>>>

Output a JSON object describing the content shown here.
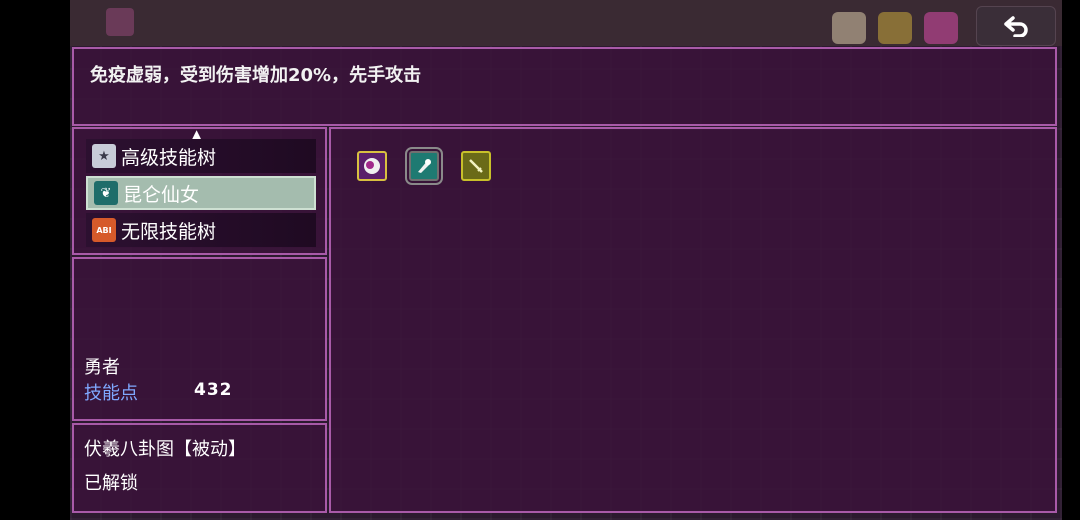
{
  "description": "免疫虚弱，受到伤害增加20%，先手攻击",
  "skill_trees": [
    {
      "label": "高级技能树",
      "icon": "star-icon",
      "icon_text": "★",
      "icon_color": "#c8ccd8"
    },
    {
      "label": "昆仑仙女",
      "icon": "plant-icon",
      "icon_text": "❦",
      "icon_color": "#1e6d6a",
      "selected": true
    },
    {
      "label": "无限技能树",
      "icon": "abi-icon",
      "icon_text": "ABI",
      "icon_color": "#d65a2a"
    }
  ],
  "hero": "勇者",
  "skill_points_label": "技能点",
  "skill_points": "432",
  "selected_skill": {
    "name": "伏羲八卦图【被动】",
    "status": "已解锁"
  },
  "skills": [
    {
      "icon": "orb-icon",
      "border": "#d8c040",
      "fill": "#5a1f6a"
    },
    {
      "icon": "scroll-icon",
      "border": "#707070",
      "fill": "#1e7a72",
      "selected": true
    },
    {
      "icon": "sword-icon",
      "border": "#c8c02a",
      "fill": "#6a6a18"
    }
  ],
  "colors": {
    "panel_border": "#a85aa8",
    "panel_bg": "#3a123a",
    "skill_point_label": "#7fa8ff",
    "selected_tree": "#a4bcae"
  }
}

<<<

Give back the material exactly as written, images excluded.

Output a JSON object describing the content shown here.
{
  "description": "免疫虚弱，受到伤害增加20%，先手攻击",
  "skill_trees": [
    {
      "label": "高级技能树",
      "icon": "star-icon",
      "icon_text": "★",
      "icon_color": "#c8ccd8"
    },
    {
      "label": "昆仑仙女",
      "icon": "plant-icon",
      "icon_text": "❦",
      "icon_color": "#1e6d6a",
      "selected": true
    },
    {
      "label": "无限技能树",
      "icon": "abi-icon",
      "icon_text": "ABI",
      "icon_color": "#d65a2a"
    }
  ],
  "hero": "勇者",
  "skill_points_label": "技能点",
  "skill_points": "432",
  "selected_skill": {
    "name": "伏羲八卦图【被动】",
    "status": "已解锁"
  },
  "skills": [
    {
      "icon": "orb-icon",
      "border": "#d8c040",
      "fill": "#5a1f6a"
    },
    {
      "icon": "scroll-icon",
      "border": "#707070",
      "fill": "#1e7a72",
      "selected": true
    },
    {
      "icon": "sword-icon",
      "border": "#c8c02a",
      "fill": "#6a6a18"
    }
  ],
  "colors": {
    "panel_border": "#a85aa8",
    "panel_bg": "#3a123a",
    "skill_point_label": "#7fa8ff",
    "selected_tree": "#a4bcae"
  }
}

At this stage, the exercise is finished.